Pittsburgh Steelers quarterback Ben Roethlisberger has been awfully hard on himself after just two games since his return, and the self-criticism might not bode well for a Houston Texans team looking for their first win of the season.
Roethlisberger has passed for 540 yards and five touchdowns against one interception while completing 68.5 percent of his attempts for the Steelers, who will host the Texans (0-2) on Sunday at Heinz Field.
Roethlisberger played just two games in 2019 before undergoing season-ending elbow surgery, and his return under center for the Steelers (2-0) hasn't met his elevated standards.
Roethlisberger produced a less efficient showing in Week 2 against the Denver Broncos compared to the Steelers' 26-16 victory over the New York Giants in the season opener. It's all about trust, said the 38-year-old.
"That's going to be the biggest thing: I just have to tell myself to do it," Roethlisberger said of trusting himself. "I want to re-emphasize that it's nothing that the guys are doing wrong. It's just me trusting my arm, trusting the throw, trusting that I can make it because they're in the right spots. So I'm thankful for them that they're there.
"We've just got to keep working. Really it boils down to me needing to be better and trusting myself, which then translates to trusting everyone else."
While Roethlisberger credited the Pittsburgh defense for navigating the way to victory over Denver, the Steelers have been good enough offensively to contribute to the strong start, ranking T-8th in the NFL in yards per play (5.9) and 14th in total offense (759 yards).
"He's been good enough for us to win," Steelers coach Mike Tomlin said. "I obviously think there's more meat on that bone as does he. He's just going to continue to knock the rust off and find his rhythm. The things that can only be gained through repetitive play. That's a reasonable expectation for him to continue to get better as he continues to step into stadiums."
The Texans' concerns on offense are more acute. Houston is 24th in total offense and only two teams in the AFC have scored fewer points than the Texans' 36 through two games.

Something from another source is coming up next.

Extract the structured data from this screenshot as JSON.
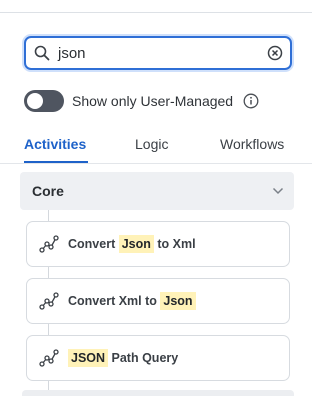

The Texans are 22nd with 36.8 percent of their drives concluding with an offensive score.
Houston quarterback Deshaun Watson has been sacked eight times and the Texans have committed critical turnovers on their side of the field in each of their losses. Three of their four scoring drives against the Ravens ended in field goals.
"We've got a long way to go," Texans coach Bill O'Brien said. "We've got to get going here this week. We've got to score more points than the other team. We've got to get going, so it's not where we want it to be quite obviously but we're working hard to get it better."
The Texans would benefit from a return to action from running back Duke Johnson, who was a limited participant in practice on Wednesday after missing the loss to the Baltimore Ravens with a sprained ankle. Receiver Will Fuller V departed early against the Ravens with a right hamstring injury but appears to be trending toward full participation for practice this week.
Optimal health only solves some of what's ailing the Texans. Their primary issues are obvious.
"Scoring in the red zone," Watson said. "Of course, we kick field goals, but we want to score touchdowns. Protect the ball. No turnovers and just clean operation. If we can do those three things, I think we'll be just fine."
Steelers wideouts JuJu Smith-Schuster (knee) and Diontae Johnson (toe) did not practice Wednesday.
--Field Level Media